The input:
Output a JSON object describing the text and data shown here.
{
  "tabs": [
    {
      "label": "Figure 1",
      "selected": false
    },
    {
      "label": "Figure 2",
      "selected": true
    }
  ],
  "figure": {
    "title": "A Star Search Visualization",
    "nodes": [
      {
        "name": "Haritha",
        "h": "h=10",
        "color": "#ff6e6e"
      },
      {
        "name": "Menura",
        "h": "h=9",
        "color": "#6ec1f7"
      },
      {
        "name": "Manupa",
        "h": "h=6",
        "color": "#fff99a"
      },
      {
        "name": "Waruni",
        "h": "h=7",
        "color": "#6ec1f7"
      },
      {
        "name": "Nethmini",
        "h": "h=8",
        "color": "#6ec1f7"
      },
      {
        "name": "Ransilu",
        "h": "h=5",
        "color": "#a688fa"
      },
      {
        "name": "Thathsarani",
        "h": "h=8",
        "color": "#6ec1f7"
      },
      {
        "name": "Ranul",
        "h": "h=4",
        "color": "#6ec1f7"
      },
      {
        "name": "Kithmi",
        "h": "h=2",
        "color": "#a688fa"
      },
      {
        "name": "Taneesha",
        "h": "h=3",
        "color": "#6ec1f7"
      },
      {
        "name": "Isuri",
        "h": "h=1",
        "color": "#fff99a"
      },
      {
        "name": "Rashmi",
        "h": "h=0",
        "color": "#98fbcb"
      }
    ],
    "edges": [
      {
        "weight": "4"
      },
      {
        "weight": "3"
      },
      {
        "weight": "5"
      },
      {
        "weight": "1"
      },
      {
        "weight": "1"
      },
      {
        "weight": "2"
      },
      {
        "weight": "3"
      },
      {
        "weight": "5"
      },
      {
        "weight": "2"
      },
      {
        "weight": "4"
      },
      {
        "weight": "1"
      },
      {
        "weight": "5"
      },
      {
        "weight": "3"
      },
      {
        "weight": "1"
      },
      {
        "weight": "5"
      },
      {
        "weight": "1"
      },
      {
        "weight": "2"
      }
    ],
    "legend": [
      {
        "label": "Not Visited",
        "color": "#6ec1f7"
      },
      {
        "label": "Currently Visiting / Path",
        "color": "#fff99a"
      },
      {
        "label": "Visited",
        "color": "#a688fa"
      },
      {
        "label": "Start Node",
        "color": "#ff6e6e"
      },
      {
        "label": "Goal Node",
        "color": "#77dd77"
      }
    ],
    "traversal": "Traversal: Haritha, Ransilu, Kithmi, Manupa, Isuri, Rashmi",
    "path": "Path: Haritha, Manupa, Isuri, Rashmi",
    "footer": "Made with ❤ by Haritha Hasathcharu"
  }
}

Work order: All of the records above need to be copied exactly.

Exercise result:
Output a JSON object describing the text and data shown here.
{
  "tabs": [
    {
      "label": "Figure 1",
      "selected": false
    },
    {
      "label": "Figure 2",
      "selected": true
    }
  ],
  "figure": {
    "title": "A Star Search Visualization",
    "nodes": [
      {
        "name": "Haritha",
        "h": "h=10",
        "color": "#ff6e6e"
      },
      {
        "name": "Menura",
        "h": "h=9",
        "color": "#6ec1f7"
      },
      {
        "name": "Manupa",
        "h": "h=6",
        "color": "#fff99a"
      },
      {
        "name": "Waruni",
        "h": "h=7",
        "color": "#6ec1f7"
      },
      {
        "name": "Nethmini",
        "h": "h=8",
        "color": "#6ec1f7"
      },
      {
        "name": "Ransilu",
        "h": "h=5",
        "color": "#a688fa"
      },
      {
        "name": "Thathsarani",
        "h": "h=8",
        "color": "#6ec1f7"
      },
      {
        "name": "Ranul",
        "h": "h=4",
        "color": "#6ec1f7"
      },
      {
        "name": "Kithmi",
        "h": "h=2",
        "color": "#a688fa"
      },
      {
        "name": "Taneesha",
        "h": "h=3",
        "color": "#6ec1f7"
      },
      {
        "name": "Isuri",
        "h": "h=1",
        "color": "#fff99a"
      },
      {
        "name": "Rashmi",
        "h": "h=0",
        "color": "#98fbcb"
      }
    ],
    "edges": [
      {
        "weight": "4"
      },
      {
        "weight": "3"
      },
      {
        "weight": "5"
      },
      {
        "weight": "1"
      },
      {
        "weight": "1"
      },
      {
        "weight": "2"
      },
      {
        "weight": "3"
      },
      {
        "weight": "5"
      },
      {
        "weight": "2"
      },
      {
        "weight": "4"
      },
      {
        "weight": "1"
      },
      {
        "weight": "5"
      },
      {
        "weight": "3"
      },
      {
        "weight": "1"
      },
      {
        "weight": "5"
      },
      {
        "weight": "1"
      },
      {
        "weight": "2"
      }
    ],
    "legend": [
      {
        "label": "Not Visited",
        "color": "#6ec1f7"
      },
      {
        "label": "Currently Visiting / Path",
        "color": "#fff99a"
      },
      {
        "label": "Visited",
        "color": "#a688fa"
      },
      {
        "label": "Start Node",
        "color": "#ff6e6e"
      },
      {
        "label": "Goal Node",
        "color": "#77dd77"
      }
    ],
    "traversal": "Traversal: Haritha, Ransilu, Kithmi, Manupa, Isuri, Rashmi",
    "path": "Path: Haritha, Manupa, Isuri, Rashmi",
    "footer": "Made with ❤ by Haritha Hasathcharu"
  }
}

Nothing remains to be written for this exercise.